From a financial standpoint, the acquisition of a diamond easily lies within the price range of acquiring a new car. Yet, the value of goodwill associated with a diamond ring is almost incomparable to anything else from a groom’s perspective.
Given the amount of money involved in a jewelry transaction, it is only natural for people to worry about the authenticity of their diamond purchase. After all, you are going to place this token of love onto the finger of the person you are going to spend your life with.
For many consumers, spotting a fake diamond might sound like a difficult task since the majority of people have no gemological knowledge. However, it isn’t that tough to identify the fakes once you learn what to look out for. Here are some tips and tricks to help you get a good and genuine deal.
The diamond industry is not struggling and probably won’t experience a declining situation anytime soon. They have cartels that maintain the value and apparent rarity of diamonds by controlling supply to the market.
Back in the 1960s, a potential threat to the market of natural diamonds emerged when synthetic stones were first introduced. Fearing such a scenario to occur and to regain consumer confidence, the world’s largest diamond cartel, Debeers, invested huge amounts of money into research and developing gemological equipment for accurate identification of synthetic diamonds..
Fast forward today, every major gemological institute is well equipped with advanced equipment to detect synthetic stones accurately. As the analytical equipment becomes more affordable with better technology, more and more small time labs and private appraisers now have access to proper gemological tools too.
For a consumer, the best form of assurance to buy diamonds which have independent grading reports from labs like AGS or GIA. A reliable grading document not only subjects the diamond to a vigorous test, it also provides a correct representation of the diamond’s qualities (4Cs).
With huge leaps in technological advancement, scientists and engineers can now create artificial diamonds which cannot be differentiated from a natural diamond with the naked eye. This is why you need to inspect the diamond with a loupe or microscope to help you ensure the diamond’s authenticity

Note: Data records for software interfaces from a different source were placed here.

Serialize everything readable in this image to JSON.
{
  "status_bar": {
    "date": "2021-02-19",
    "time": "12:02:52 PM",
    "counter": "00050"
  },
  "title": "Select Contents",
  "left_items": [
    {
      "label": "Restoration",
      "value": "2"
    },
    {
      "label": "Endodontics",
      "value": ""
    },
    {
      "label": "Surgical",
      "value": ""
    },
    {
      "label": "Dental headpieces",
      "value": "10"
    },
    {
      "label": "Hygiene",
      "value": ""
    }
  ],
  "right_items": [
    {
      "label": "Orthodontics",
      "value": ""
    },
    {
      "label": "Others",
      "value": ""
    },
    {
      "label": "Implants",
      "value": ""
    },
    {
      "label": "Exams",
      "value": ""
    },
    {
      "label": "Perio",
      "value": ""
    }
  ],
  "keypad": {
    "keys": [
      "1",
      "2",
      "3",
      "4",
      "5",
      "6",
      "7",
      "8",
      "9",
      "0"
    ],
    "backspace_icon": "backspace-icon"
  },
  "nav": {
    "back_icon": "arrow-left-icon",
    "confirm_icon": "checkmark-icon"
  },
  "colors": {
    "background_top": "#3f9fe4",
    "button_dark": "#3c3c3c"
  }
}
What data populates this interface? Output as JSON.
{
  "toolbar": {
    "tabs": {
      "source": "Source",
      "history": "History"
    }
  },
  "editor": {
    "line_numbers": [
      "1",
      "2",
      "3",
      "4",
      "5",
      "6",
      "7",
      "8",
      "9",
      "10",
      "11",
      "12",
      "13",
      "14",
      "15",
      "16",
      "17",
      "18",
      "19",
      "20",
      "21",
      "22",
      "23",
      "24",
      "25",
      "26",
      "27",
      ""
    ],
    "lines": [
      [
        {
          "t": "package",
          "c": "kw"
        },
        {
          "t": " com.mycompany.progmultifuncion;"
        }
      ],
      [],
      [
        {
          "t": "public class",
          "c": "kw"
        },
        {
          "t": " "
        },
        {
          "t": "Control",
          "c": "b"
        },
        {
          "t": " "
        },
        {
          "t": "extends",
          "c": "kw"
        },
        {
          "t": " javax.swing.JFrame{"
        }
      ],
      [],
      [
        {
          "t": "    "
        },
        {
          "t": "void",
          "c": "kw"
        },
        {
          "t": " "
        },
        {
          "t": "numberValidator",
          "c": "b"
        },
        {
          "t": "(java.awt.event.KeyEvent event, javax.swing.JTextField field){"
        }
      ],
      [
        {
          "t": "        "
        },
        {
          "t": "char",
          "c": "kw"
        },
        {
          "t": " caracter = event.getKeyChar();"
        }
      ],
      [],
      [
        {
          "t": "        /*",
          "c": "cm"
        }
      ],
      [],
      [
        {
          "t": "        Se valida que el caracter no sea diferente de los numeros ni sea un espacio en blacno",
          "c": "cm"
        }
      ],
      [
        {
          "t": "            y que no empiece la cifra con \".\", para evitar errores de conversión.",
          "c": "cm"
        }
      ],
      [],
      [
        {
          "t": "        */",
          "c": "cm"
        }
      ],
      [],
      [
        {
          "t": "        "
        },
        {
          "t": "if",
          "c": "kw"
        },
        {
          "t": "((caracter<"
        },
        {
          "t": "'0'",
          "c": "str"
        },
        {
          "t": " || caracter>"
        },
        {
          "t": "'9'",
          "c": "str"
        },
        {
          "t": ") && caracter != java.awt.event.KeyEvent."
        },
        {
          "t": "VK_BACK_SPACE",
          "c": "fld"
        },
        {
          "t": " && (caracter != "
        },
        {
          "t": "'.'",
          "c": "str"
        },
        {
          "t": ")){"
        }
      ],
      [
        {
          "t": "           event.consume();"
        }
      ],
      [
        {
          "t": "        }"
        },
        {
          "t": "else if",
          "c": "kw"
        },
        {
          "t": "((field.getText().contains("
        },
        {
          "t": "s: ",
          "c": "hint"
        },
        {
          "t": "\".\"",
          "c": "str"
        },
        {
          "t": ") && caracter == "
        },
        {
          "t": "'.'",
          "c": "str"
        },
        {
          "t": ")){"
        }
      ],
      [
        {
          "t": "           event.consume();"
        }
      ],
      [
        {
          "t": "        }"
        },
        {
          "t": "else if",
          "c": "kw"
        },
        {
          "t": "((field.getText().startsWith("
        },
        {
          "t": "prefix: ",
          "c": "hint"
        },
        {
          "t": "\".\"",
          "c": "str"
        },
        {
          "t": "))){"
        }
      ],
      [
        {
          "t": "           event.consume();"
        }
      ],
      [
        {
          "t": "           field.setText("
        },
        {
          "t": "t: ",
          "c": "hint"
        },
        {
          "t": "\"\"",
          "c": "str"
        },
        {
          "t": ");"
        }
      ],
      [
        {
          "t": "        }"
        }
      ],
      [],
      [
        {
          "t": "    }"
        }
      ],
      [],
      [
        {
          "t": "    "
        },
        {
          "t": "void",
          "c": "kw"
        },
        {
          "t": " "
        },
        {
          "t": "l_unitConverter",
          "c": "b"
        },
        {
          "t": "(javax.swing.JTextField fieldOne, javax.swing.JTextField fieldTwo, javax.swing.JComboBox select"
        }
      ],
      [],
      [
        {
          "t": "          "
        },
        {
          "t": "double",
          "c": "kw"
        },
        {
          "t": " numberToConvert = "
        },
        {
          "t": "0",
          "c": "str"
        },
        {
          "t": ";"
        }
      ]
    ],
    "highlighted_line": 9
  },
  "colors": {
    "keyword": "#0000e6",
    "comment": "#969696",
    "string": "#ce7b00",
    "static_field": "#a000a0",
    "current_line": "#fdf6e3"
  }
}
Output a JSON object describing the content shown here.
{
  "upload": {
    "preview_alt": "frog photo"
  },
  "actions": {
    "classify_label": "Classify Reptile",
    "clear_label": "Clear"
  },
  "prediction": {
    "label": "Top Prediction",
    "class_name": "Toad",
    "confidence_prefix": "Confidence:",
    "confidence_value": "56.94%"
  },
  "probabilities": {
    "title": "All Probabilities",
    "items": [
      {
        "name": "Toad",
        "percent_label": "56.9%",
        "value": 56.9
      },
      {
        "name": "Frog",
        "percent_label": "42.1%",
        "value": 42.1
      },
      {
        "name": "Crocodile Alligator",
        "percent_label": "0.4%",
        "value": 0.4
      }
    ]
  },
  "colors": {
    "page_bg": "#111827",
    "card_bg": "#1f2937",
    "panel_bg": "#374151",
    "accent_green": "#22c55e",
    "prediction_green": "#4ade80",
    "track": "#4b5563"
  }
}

Unless you are buying a flawless stone (if this is the case, you are probably rich enough to hire an army of gemologists to ensure its authenticity), ask your jeweler for help in examining the stone under magnification. You want to accurately identify any characteristic inclusions and blemishes of the diamond. If these details matches up with the information shown in the grading report, that’s a good sign.
Unlike cubic zirconia (the most commonly used material for simulants), diamonds possess a very quick and intense heat dispersion. Here’s a simple test you can perform by yourself.
First of all, you have to clean the gemstone’s surface with a cloth to remove any layers of oil or dirt. Next, place the stone in front of your mouth and try to fog the surface by breathing on it.
Unlike a mirror or other simulants, a real diamond should not be fogged by the heat from your breath – at least the fog should disappear by the time you could actually notice the change. Cubic zirconia stones will usually fog spectacularly and require some time to dissipate the heat exerted on them.
A word of caution: this is not a scientific test and may be unreliable depending on the environmental conditions you are in.
The relationship of real diamonds with CZ “fakes” would be best described using a car analogy. Diamonds range from Porsche Boxsters to top-notch Ferraris whereas CZ stones are the Toyota Priuses of jewelry. Even though most people may dream of driving Ferraris, some people are very happy with driving their reliable Priuses.
The problem arises when unethical jewelers try to package these Priuses as if they were Ferraris. That is, cubic zirconia jewelry should not be sold as diamonds or be used to mislead consumers. The point I want to bring across here is that you should be paying the correct amount of money for the type of product you receive.
To be safe, the process of identifying fake diamonds is best left to the experts. No matter how many amateur tests you perform on an unknown stone, there would still be a possibility of errors occurring and misjudged sentiments.
The bottom line is, you should not even think of buying a diamond if it does not have a proper GIA or AGS certificate. When in doubt, you should hire an independent appraiser to examine the stone and seek professional advice.
Getting insanely cheap deals – is it too good to be true?
Perhaps the easiest method which involves the least cost is to purchase a simple diamond tester ($10-$15) from eBay. Based on the simple principle that diamonds are super conductors of heat, modern testers with copper touch probes can be used to analyze the heat conductivity of an unknown gemstone.
This method is so easy to use that within seconds, common simulants like CZ or strontium rutile can quickly be identified. While a diamond tester can eliminate 95% of the known “fakes”, it doesn’t detect another modern day simulant called moissanite. This is because moissanite exhibits physical properties similar to that of diamonds and requires you to perform an additional step to confirm its identity.
On the next page, I will show you how to identify and differentiate moissanite from a real diamond based on an optical property called double refraction. Once you learn to do that, you would be well equipped with the knowledge to avoid fakes and simulants.